patch in completely mild (back yard) conditions. So I don't think rigid
reinforcements are a good idea.
- I have the same style hammock and my sides are tight. I also have a
bugnet with a zipper I made with the same principle in mind.
my hammock is 36" wide so I took some stretchy mesh fabric and made
it 48" wide and the 5" longer than the hammock. I did the draw string
thing to the ends and stitched a zipper down the entire length of the
mesh. the bugnet goes around the entire hammock and zips up the ends
are drawn tight because of the line that runs through the 2" hems on
the ends. it looks and works great.
- --- In firstname.lastname@example.org, Matthew Takeda <takeda@s...>
> Mirage wrote:sides of my
> >Doug, I have made two hammocks this way and here is what I found:
> >1. The hammock sides do not hang "right" for camping purposes, too
> >loose and floppy.
> This is interesting. It is the opposite of my experience. The
> hammocks are not floppy at all. In fact, because of the way theline
> curves, the sides are significantly tighter than the middle.I did not mean to imply the sides were "floppy", but not optimally
tensioned for my preferences when using my home made under/over
quilt (similar in function to Ed Speers PeaPod).
I have several made with the "line-thru-the-hem" method, and like
them very much. They are much more comfortable (to me)
for "lounging" in. They also work OK with underquilts that do not
wrap around the entire hammock.
Just my personal observations and preferences.
> >2. With the "line-thru-the-hem" method, the line is semi-
> >attached. I don't like that. I like to have my lines/strapseasily
> I guess I just don't understand what you're doing. My hem makes a
> tube. I fit it to a piece of plastic tubing to prevent chafebetween the
> hanging line and the fabric, but even if I didn't, the line wouldeasily
> slip in and out. How are you fastening the line on that makes itI guess what I was trying to say was that the way I have done this,
> "semi-permanently attached?"
I end up with a bunch of hammock hem gathered at the end, with a
rope running thru the hem. I usually then tie a knot or make a loop
out of the ropejust big enough to tie another rope/strap to for
hanging. This method ends up with a loop whose flat lenght
(circumference) is less than the width of the hammock end. If I
were to pull it out in the field, re-threading it would be a pain.

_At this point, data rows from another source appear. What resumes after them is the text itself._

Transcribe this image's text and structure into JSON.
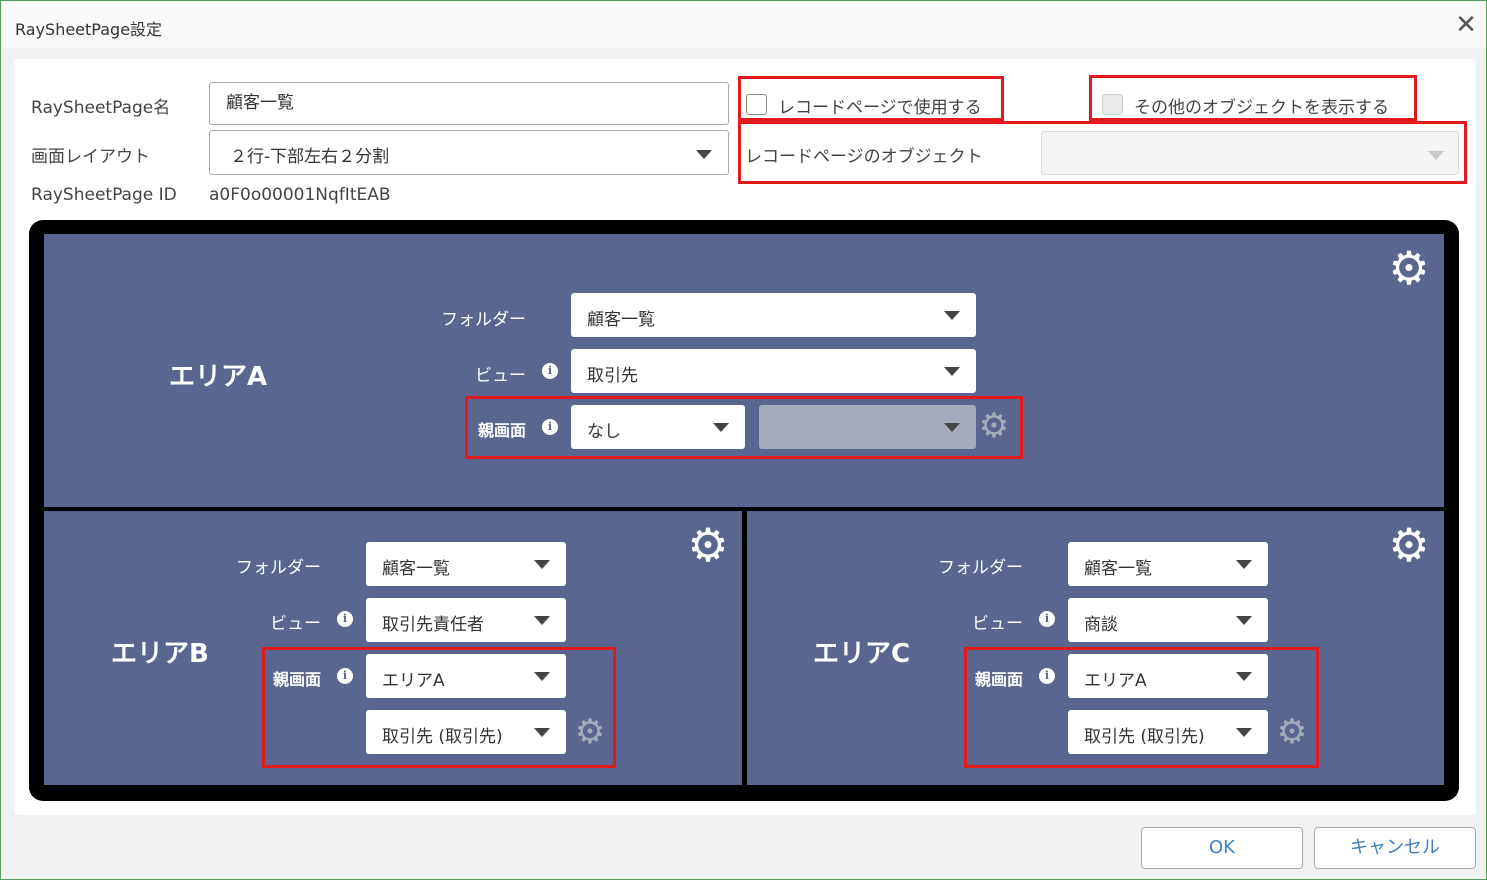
{
  "window": {
    "title": "RaySheetPage設定",
    "close_glyph": "✕"
  },
  "form": {
    "name_label": "RaySheetPage名",
    "name_value": "顧客一覧",
    "layout_label": "画面レイアウト",
    "layout_value": "２行-下部左右２分割",
    "id_label": "RaySheetPage ID",
    "id_value": "a0F0o00001NqfItEAB",
    "use_record_page_label": "レコードページで使用する",
    "use_record_page_checked": false,
    "show_other_objects_label": "その他のオブジェクトを表示する",
    "show_other_objects_checked": false,
    "record_page_object_label": "レコードページのオブジェクト",
    "record_page_object_value": ""
  },
  "areas": {
    "a": {
      "title": "エリアA",
      "folder_label": "フォルダー",
      "folder_value": "顧客一覧",
      "view_label": "ビュー",
      "view_value": "取引先",
      "parent_label": "親画面",
      "parent_value": "なし",
      "parent_sub_value": ""
    },
    "b": {
      "title": "エリアB",
      "folder_label": "フォルダー",
      "folder_value": "顧客一覧",
      "view_label": "ビュー",
      "view_value": "取引先責任者",
      "parent_label": "親画面",
      "parent_value": "エリアA",
      "parent_sub_value": "取引先 (取引先)"
    },
    "c": {
      "title": "エリアC",
      "folder_label": "フォルダー",
      "folder_value": "顧客一覧",
      "view_label": "ビュー",
      "view_value": "商談",
      "parent_label": "親画面",
      "parent_value": "エリアA",
      "parent_sub_value": "取引先 (取引先)"
    }
  },
  "icons": {
    "gear": "⚙",
    "info": "i"
  },
  "buttons": {
    "ok": "OK",
    "cancel": "キャンセル"
  },
  "colors": {
    "area_bg": "#5a6690",
    "highlight": "#e3191c",
    "button_text": "#3f7fc6"
  }
}
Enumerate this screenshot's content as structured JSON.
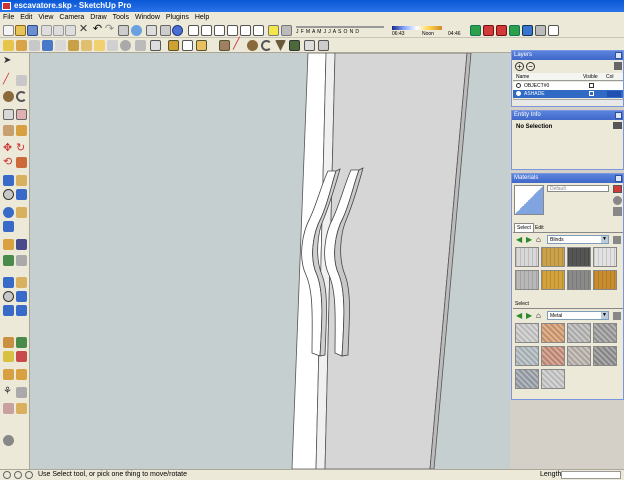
{
  "window": {
    "title": "escavatore.skp - SketchUp Pro"
  },
  "menu": [
    "File",
    "Edit",
    "View",
    "Camera",
    "Draw",
    "Tools",
    "Window",
    "Plugins",
    "Help"
  ],
  "shadow_bar": {
    "months": "J F M A M J J A S O N D",
    "time_start": "06:43",
    "noon": "Noon",
    "time_end": "04:46"
  },
  "layers": {
    "title": "Layers",
    "columns": {
      "name": "Name",
      "visible": "Visible",
      "color": "Col"
    },
    "rows": [
      {
        "name": "OBJECT#0",
        "selected": false
      },
      {
        "name": "ASHADE",
        "selected": true
      }
    ]
  },
  "entity_info": {
    "title": "Entity Info",
    "status": "No Selection"
  },
  "materials": {
    "title": "Materials",
    "default_label": "Default",
    "tabs": [
      "Select",
      "Edit"
    ],
    "library_1": "Blinds",
    "library_2": "Metal",
    "section_label": "Select",
    "blinds_colors": [
      "#d8d8d8",
      "#c9a24a",
      "#555555",
      "#e2e2e2",
      "#b8b8b8",
      "#d4a23a",
      "#8a8a8a",
      "#c98c2e"
    ],
    "metal_colors": [
      "#c9c9c9",
      "#d49a6e",
      "#b5b5b5",
      "#9a9a9a",
      "#aeb8be",
      "#c98d7a",
      "#b9b0a9",
      "#8e8e8e",
      "#9aa0a8",
      "#c7c7c7"
    ]
  },
  "status": {
    "hint": "Use Select tool, or pick one thing to move/rotate",
    "measure_label": "Length",
    "measure_value": ""
  }
}
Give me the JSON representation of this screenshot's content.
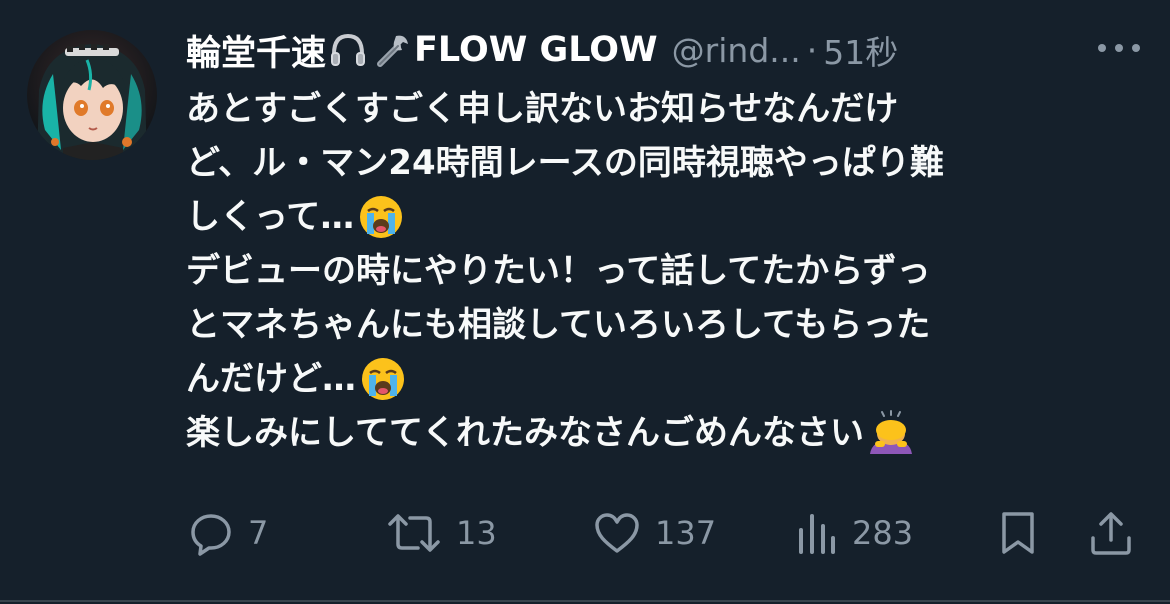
{
  "tweet": {
    "display_name": "輪堂千速",
    "name_suffix": "FLOW GLOW",
    "name_emojis": [
      "headphones-icon",
      "wrench-icon"
    ],
    "handle": "@rind...",
    "separator": "·",
    "time": "51秒",
    "lines": [
      "あとすごくすごく申し訳ないお知らせなんだけ",
      "ど、ル・マン24時間レースの同時視聴やっぱり難",
      "しくって…",
      "デビューの時にやりたい！って話してたからずっ",
      "とマネちゃんにも相談していろいろしてもらった",
      "んだけど…",
      "楽しみにしててくれたみなさんごめんなさい"
    ],
    "line_emojis": {
      "2": "loudly-crying-face-icon",
      "5": "loudly-crying-face-icon",
      "6": "person-bowing-icon"
    }
  },
  "actions": {
    "reply_count": "7",
    "retweet_count": "13",
    "like_count": "137",
    "views_count": "283"
  },
  "colors": {
    "background": "#15202b",
    "text": "#f7f9f9",
    "secondary": "#8b98a5"
  }
}
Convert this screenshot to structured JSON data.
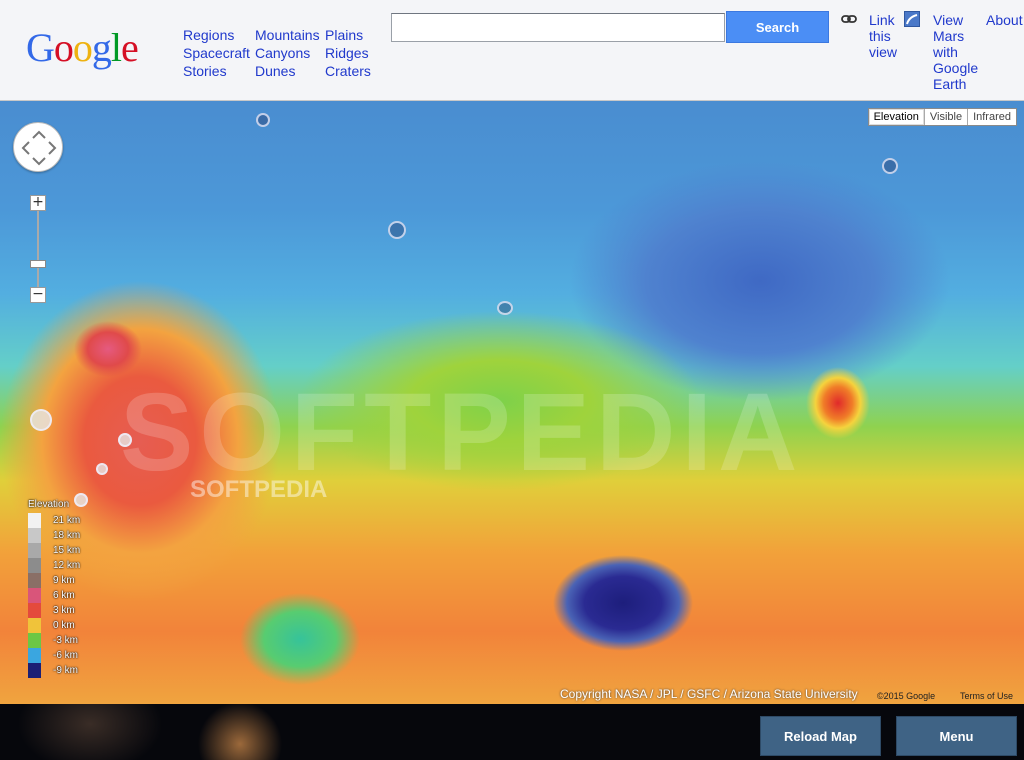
{
  "header": {
    "logo_letters": [
      {
        "char": "G",
        "color": "#3369e8"
      },
      {
        "char": "o",
        "color": "#d50f25"
      },
      {
        "char": "o",
        "color": "#eeb211"
      },
      {
        "char": "g",
        "color": "#3369e8"
      },
      {
        "char": "l",
        "color": "#009925"
      },
      {
        "char": "e",
        "color": "#d50f25"
      }
    ],
    "nav_columns": [
      [
        "Regions",
        "Spacecraft",
        "Stories"
      ],
      [
        "Mountains",
        "Canyons",
        "Dunes"
      ],
      [
        "Plains",
        "Ridges",
        "Craters"
      ]
    ],
    "search": {
      "value": "",
      "placeholder": "",
      "button_label": "Search"
    },
    "link_this_view": "Link this view",
    "view_google_earth": "View Mars with Google Earth",
    "about": "About"
  },
  "map": {
    "map_types": [
      "Elevation",
      "Visible",
      "Infrared"
    ],
    "selected_map_type": "Elevation",
    "zoom_in": "+",
    "zoom_out": "−",
    "legend": {
      "title": "Elevation",
      "entries": [
        {
          "label": "21 km",
          "color": "#f2f2f2"
        },
        {
          "label": "18 km",
          "color": "#c8c8c8"
        },
        {
          "label": "15 km",
          "color": "#a9a9a9"
        },
        {
          "label": "12 km",
          "color": "#8c8c8c"
        },
        {
          "label": "9 km",
          "color": "#8a6f66"
        },
        {
          "label": "6 km",
          "color": "#d9557a"
        },
        {
          "label": "3 km",
          "color": "#e44a3c"
        },
        {
          "label": "0 km",
          "color": "#f0c33a"
        },
        {
          "label": "-3 km",
          "color": "#6cc744"
        },
        {
          "label": "-6 km",
          "color": "#3aa6e0"
        },
        {
          "label": "-9 km",
          "color": "#1b1f75"
        }
      ]
    },
    "watermark": "SOFTPEDIA",
    "watermark_small": "SOFTPEDIA",
    "copyright": "Copyright NASA / JPL / GSFC / Arizona State University",
    "google_copyright": "©2015 Google",
    "terms": "Terms of Use"
  },
  "footer": {
    "reload_label": "Reload Map",
    "menu_label": "Menu"
  },
  "colors": {
    "link": "#2039cc",
    "search_button": "#4b8ef5",
    "footer_button": "#3f6385"
  }
}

I'm sure there are other ways of doing it that I've not tried or
thought of that would be less troublesome to work with.
Hike your own hike; Hang your own hammock ;)